▶ _Supplied entries_
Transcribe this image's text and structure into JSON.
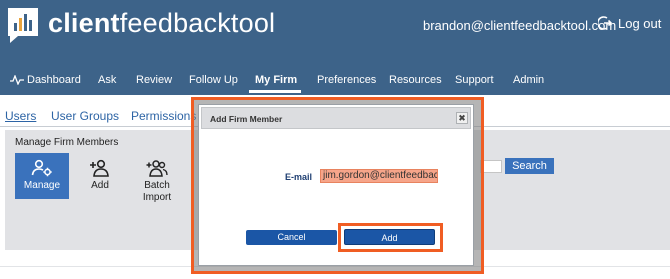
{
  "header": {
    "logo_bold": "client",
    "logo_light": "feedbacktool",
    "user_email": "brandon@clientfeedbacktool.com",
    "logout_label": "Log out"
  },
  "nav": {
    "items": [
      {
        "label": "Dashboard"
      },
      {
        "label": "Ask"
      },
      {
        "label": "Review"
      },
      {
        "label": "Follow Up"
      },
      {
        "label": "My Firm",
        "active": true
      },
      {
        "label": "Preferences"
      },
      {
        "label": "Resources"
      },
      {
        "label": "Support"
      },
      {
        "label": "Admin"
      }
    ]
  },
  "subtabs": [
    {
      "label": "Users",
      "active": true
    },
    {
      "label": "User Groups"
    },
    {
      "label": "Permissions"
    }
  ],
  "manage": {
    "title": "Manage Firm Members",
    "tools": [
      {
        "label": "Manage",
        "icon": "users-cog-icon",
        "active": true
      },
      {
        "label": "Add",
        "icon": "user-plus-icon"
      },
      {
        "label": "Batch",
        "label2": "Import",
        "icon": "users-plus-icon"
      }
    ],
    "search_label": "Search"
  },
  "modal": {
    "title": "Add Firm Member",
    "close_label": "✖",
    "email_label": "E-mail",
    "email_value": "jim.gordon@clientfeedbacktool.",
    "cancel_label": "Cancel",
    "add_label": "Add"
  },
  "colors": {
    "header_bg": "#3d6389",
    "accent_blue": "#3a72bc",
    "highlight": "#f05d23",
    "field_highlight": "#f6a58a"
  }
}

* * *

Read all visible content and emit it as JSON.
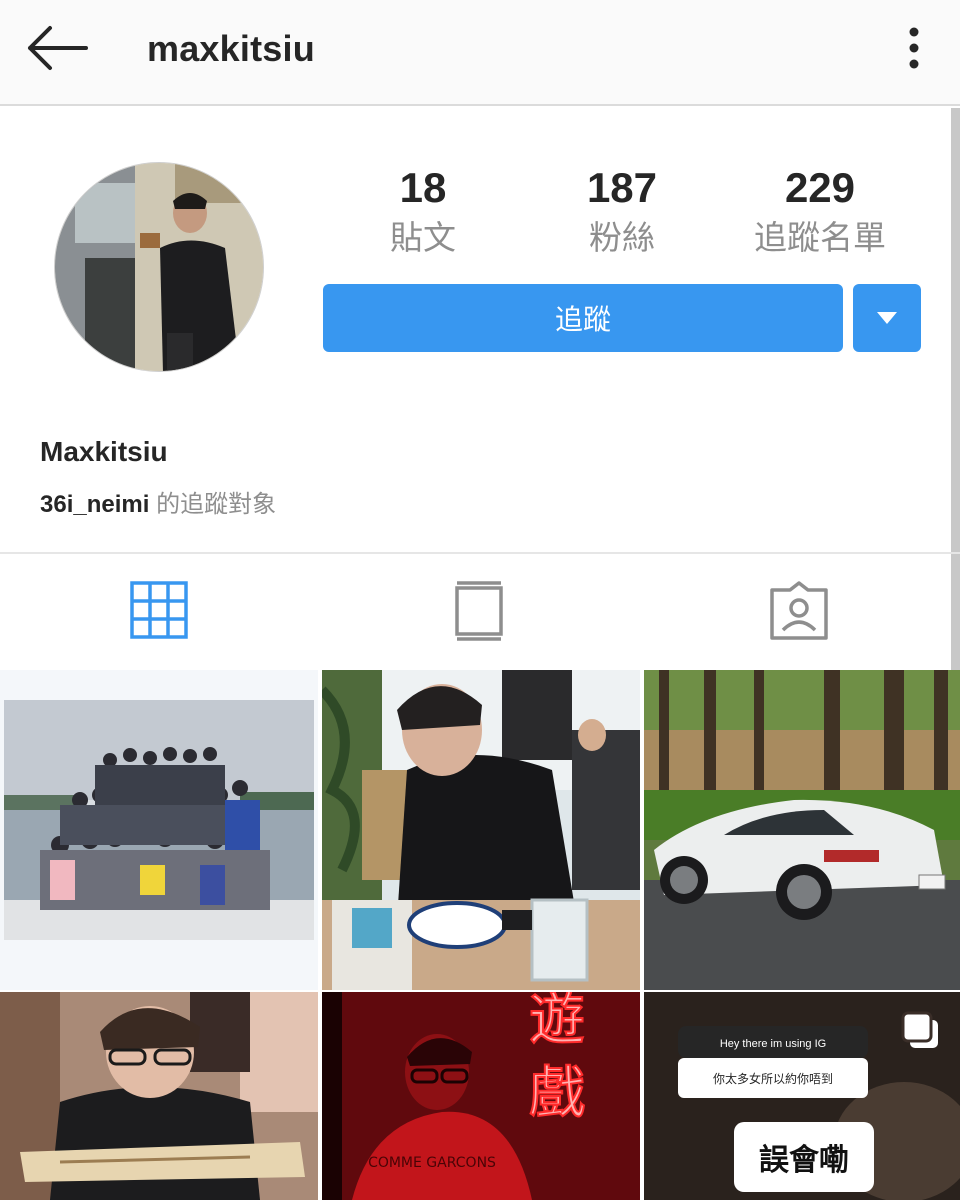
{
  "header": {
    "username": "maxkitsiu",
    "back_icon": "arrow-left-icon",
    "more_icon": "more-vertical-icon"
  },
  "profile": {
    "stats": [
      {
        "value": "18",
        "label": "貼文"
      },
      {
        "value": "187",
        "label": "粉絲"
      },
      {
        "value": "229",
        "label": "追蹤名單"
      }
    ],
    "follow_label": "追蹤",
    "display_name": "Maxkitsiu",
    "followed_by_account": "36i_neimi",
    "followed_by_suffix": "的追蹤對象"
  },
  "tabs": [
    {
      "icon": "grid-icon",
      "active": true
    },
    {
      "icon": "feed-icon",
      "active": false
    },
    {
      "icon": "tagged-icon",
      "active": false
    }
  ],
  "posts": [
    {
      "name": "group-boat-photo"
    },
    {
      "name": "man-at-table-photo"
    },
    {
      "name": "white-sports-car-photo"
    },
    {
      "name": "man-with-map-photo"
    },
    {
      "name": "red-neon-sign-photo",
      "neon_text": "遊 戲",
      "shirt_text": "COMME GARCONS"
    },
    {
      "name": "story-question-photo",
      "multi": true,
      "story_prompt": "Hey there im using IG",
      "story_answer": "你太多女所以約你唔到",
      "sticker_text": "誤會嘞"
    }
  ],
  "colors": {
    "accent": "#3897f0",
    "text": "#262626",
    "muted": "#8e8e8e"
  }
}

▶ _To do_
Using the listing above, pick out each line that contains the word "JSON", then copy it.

▶ _Solution to the exercise_
Transcribe this image's text and structure into JSON.
Read all visible content and emit it as JSON.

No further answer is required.